Aziz Tuffi Saliba

2008 JusticeMakers Fellow, Brazil

Being educated in his native Brazil and also abroad, Aziz feels it is a social responsibility to contribute to making the world a better place by helping people acquire practical skills in law and by demonstrating the importance of the rule of law.  As a law professor and former dean, he has taken on many pro bono cases for those who could not afford an attorney.

After graduating from law school in Brazil, Aziz was awarded a Fulbright scholarship and pursued a Master of Laws degree at the University of Arizona. He then returned to Brazil and obtained a PhD in law at the Federal University of Minas Gerais.

Aziz has been teaching law for eight years in Brazil and has been a visiting scholar at the University of Notre Dame (US) and at the University of Cambridge (UK).   He has volunteered with Humanitas, a human rights NGO researching issues in human rights and international law.

The Problem

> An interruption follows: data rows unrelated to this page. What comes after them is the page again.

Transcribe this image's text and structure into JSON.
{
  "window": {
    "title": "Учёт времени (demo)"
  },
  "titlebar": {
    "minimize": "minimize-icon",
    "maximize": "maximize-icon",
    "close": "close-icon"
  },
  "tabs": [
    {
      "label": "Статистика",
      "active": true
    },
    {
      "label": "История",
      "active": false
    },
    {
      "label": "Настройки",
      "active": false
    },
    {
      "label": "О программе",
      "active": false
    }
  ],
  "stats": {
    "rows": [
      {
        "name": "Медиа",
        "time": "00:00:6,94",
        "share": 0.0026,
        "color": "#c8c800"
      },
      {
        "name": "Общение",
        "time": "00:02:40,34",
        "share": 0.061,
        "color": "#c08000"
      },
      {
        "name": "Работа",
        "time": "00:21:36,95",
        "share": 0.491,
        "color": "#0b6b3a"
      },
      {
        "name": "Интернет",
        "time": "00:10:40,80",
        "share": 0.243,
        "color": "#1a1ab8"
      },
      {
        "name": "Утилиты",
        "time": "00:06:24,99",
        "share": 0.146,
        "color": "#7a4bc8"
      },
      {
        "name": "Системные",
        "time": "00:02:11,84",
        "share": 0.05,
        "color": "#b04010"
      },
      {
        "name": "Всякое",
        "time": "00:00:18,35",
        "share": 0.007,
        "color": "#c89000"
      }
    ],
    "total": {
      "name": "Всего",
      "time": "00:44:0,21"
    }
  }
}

Brazil’s metropolitan areas, especially in low-income neighborhoods, are plagued by violence perpetrated by criminal gangs, abusive police and vigilantes. Torture by police and prison guards remains a serious problem and it is sometimes tolerated or even justified (by authorities and the population in general) as an effective means to fight crime. The number of public defenders is smaller than that of public prosecutors and those who cannot afford an attorney are subject to not being properly represented. Many violations of human rights are not even prosecuted because there are still many lawyers who do not know that they may file complaints alleging human rights violations. Additionally, in many of the overcrowded jails, there are prisoners who could be freed by filing a habeas corpus – a writ that, in several countries, including Brazil, can be submitted by anyone, even those who are not assisted by an attorney, their friends or relatives.

The Project

Aziz  educated the public on rule of law and individual rights in some of Brazil’s most challenging communities. He created different human rights related courses, which were designed to help understand the importance of the rule of law, create awareness of one’s rights and duties and also, aid in drafting legal documents, such as a habeas corpus. Those courses were made  available on the internet and also on DVD’s that were distributed free of charge to community leaders, defendants and the police to strengthen the foundation of Brazil’s criminal justice system in low-income neighborhoods.


The production of the videos included several interviews with professionals in the criminal system in order to collect information about the  system. It should be highlighted Mr Sailiba and his team had to create different videos depending on the audience they wished to reach.

In addition, detainees were provided with trainings on how they should properly use the habeas corpus procedure.

Once produced, the DVD copies were  also sent to Law Schools and prisoners in order to create awareness on the importance of the rule of law.

Mr Saliba, in the implementation of his Project, found the support of different NGOs such as HUMANITAS, APAC and OMENS.